The American Health Care Association, American Hospital Association, American Medical Association, and National Association for Homecare and Hospice wrote congressional leaders on Oct. 21 urging them to extend the congressionally enacted moratorium on the application of the Medicare sequester cuts into 2021 and through the duration of the public health emergency (PHE) caused by the COVID-19 pandemic.

In total, these organizations provide health care to more than 62 million Medicare patients, and the persistently high COVID-19 rates across the country are stressing the health care system, they said.

The letter to House Speaker Nancy Pelosi (D-Calif.) and Senate Majority Leader Mitch McConnell (R-Ky.) urges extension of the relief from the 2 percent sequester cut enacted in the CARES Act that afforded critical relief during the pandemic to all providers who participate in the Medicare program through the end of 2020.

“Physicians, nurses, hospitals, health systems, long term care hospitals, inpatient rehabilitation facilities, skilled nursing facilities, home health agencies, and hospices have been hit hard by the pandemic, incurring significant expenses to treat the sick, but experiencing historic financial losses due to the decrease in inpatient and outpatient services,” the letter said.
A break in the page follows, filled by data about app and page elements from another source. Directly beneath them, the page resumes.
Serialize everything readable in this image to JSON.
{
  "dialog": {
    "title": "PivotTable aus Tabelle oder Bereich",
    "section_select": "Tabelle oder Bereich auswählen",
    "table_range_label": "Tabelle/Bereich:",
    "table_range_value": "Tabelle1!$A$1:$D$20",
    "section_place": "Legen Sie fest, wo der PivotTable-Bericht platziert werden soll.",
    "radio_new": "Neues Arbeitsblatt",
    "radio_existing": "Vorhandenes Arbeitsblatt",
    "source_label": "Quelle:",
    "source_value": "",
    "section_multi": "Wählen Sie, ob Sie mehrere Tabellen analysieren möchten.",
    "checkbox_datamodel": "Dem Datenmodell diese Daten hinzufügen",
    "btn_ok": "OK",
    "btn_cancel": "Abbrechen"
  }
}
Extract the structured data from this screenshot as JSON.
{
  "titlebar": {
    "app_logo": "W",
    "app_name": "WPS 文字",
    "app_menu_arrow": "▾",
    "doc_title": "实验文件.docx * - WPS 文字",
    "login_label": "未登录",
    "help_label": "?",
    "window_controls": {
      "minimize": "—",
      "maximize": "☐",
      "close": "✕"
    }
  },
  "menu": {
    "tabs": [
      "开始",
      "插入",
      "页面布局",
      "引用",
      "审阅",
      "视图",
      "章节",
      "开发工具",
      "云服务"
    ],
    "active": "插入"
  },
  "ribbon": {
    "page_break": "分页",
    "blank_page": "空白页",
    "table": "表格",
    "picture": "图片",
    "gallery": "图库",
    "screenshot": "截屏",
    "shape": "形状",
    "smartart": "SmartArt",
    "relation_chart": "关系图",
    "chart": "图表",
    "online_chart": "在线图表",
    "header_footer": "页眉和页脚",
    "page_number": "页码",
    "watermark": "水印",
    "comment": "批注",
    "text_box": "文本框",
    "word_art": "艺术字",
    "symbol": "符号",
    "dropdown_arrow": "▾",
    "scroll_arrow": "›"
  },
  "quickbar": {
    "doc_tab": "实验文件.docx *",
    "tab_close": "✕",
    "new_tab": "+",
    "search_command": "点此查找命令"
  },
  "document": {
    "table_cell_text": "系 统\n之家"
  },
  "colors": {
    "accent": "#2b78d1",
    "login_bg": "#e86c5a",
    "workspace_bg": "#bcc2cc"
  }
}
Relief from the 2 percent sequester cut by way of the CARES Act afforded critical relief during the PHE to all providers who participate in the Medicare program through the end of 2020, it continued.

“Clearly Congress recognized the importance of this relief for the duration of the PHE. Given that the PHE is certain to continue into 2021, it is a safe assumption that America’s health care providers will continue to face the overwhelming financial challenges and pressures
associated with higher overhead costs due to personal protective equipment and other safeguards, lost revenue due to delayed elective procedures and/or forgone routine visits, and hazard pay to staff.”

The organizations said they are grateful that Congress has provided a much-needed reprieve from the Medicare sequestration since May. Without future sequestration relief, however, America’s health care safety net could be at risk of collapse, they said.